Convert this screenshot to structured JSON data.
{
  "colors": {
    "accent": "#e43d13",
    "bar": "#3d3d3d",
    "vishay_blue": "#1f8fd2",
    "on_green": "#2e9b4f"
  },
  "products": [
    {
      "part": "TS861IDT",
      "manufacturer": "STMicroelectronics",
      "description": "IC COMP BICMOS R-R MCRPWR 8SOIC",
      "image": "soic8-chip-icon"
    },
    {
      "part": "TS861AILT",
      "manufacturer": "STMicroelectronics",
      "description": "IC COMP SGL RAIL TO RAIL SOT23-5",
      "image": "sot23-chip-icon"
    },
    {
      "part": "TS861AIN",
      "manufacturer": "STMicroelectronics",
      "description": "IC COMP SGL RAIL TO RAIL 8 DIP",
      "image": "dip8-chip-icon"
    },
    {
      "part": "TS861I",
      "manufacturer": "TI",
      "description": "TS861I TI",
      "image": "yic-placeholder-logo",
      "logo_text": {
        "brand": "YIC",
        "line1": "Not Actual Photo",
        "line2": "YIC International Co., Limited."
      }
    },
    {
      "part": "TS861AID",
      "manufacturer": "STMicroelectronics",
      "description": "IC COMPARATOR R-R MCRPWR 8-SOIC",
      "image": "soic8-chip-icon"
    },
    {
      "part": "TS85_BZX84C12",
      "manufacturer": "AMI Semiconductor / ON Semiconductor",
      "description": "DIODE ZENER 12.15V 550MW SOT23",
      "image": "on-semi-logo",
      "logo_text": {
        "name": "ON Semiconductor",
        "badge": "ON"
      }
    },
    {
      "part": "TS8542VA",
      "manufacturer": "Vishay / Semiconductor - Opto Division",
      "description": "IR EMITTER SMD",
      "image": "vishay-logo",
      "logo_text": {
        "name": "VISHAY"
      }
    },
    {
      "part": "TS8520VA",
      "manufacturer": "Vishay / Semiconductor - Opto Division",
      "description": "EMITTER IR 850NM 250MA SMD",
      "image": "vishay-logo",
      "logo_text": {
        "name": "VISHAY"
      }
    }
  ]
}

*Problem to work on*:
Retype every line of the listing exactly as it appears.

*Your response*:
Convert this screenshot to structured JSON data.
{
  "colors": {
    "accent": "#e43d13",
    "bar": "#3d3d3d",
    "vishay_blue": "#1f8fd2",
    "on_green": "#2e9b4f"
  },
  "products": [
    {
      "part": "TS861IDT",
      "manufacturer": "STMicroelectronics",
      "description": "IC COMP BICMOS R-R MCRPWR 8SOIC",
      "image": "soic8-chip-icon"
    },
    {
      "part": "TS861AILT",
      "manufacturer": "STMicroelectronics",
      "description": "IC COMP SGL RAIL TO RAIL SOT23-5",
      "image": "sot23-chip-icon"
    },
    {
      "part": "TS861AIN",
      "manufacturer": "STMicroelectronics",
      "description": "IC COMP SGL RAIL TO RAIL 8 DIP",
      "image": "dip8-chip-icon"
    },
    {
      "part": "TS861I",
      "manufacturer": "TI",
      "description": "TS861I TI",
      "image": "yic-placeholder-logo",
      "logo_text": {
        "brand": "YIC",
        "line1": "Not Actual Photo",
        "line2": "YIC International Co., Limited."
      }
    },
    {
      "part": "TS861AID",
      "manufacturer": "STMicroelectronics",
      "description": "IC COMPARATOR R-R MCRPWR 8-SOIC",
      "image": "soic8-chip-icon"
    },
    {
      "part": "TS85_BZX84C12",
      "manufacturer": "AMI Semiconductor / ON Semiconductor",
      "description": "DIODE ZENER 12.15V 550MW SOT23",
      "image": "on-semi-logo",
      "logo_text": {
        "name": "ON Semiconductor",
        "badge": "ON"
      }
    },
    {
      "part": "TS8542VA",
      "manufacturer": "Vishay / Semiconductor - Opto Division",
      "description": "IR EMITTER SMD",
      "image": "vishay-logo",
      "logo_text": {
        "name": "VISHAY"
      }
    },
    {
      "part": "TS8520VA",
      "manufacturer": "Vishay / Semiconductor - Opto Division",
      "description": "EMITTER IR 850NM 250MA SMD",
      "image": "vishay-logo",
      "logo_text": {
        "name": "VISHAY"
      }
    }
  ]
}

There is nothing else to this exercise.